1. Photo Gallery
I tried a couple of wordpress plugins in the past: Gallery2, Simple Extended Gallery, Flickr….

They were perhaps good, but perhaps complex, lacking and I didn’t seem to like it. Then I created PhotoZip and even though Photozip plugin had its short comings (eg. perhaps a little slow due to batch processing), I’m glad Tim have the interest to improve it so much better than I would.

It is only recently I found out about Aaron Harp’s Fotobook, an integration/mashups of Facebook’s photos into your blog. So I tried it, and it works.

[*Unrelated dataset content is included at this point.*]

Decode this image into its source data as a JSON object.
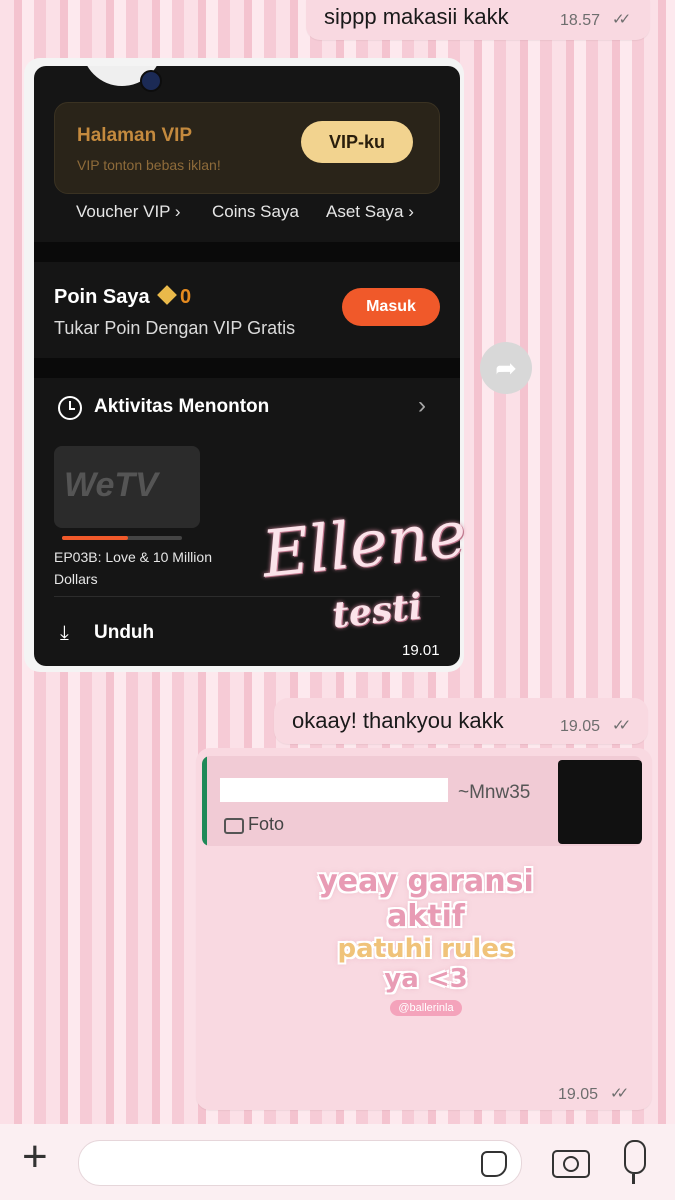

The integration is good (since I use facebook too), the layout neat, the configuration all done with much ease. It seems like it was something I tried looking so hard before, now that I found it, I love it. My photo gallery can be viewed by clicking on the Photos tab.

2. Highslide
Tim’s improved PhotoZip supports LightBox, so does Fotobook. No doubt it gives great effect and I like it too when used appropriately. Even my cousin’s portfolio uses it to enhance viewing experiences.

However, a reason why I don’t use it? Perhaps it was due to some negativity when I experienced it on some sites. But when I come across the Highslide javascript library, I thought I would use it for the following reason
1. At the first impression it reminds of LightBox- to expand an image in the same window.
2. However, unlike Lightbox, it is less obstructive. The background is not grayed out, and window can still scroll, and the expanded image can be dragged around.
3. It seems more reactive.

Not only it good to find the right tool for the right job, it good to find the best package available. So I’m using Highslide WordPress plugin. Since fotobook was written in a way it was simple to customise it, I created a style/theme similar to Aaron’s lightbox style, except it works with highslide. Check out one of my gallery for example.

(Tip: You can use arrow buttons on your keyboard to navigate through the photos. You can also click/expand more than one photo at a time too.)

Click here to download Highlight Style for Fotobook.

Instructions:
Ensure you have Fotobook and Highslide plugin working.
Copy the highslide folder into fotobook styles folder
(eg. /wordpress/wp-content/plugins/fotobook/styles)
Select the highslide style under fotobook options.
View your photo gallery, test and enjoy!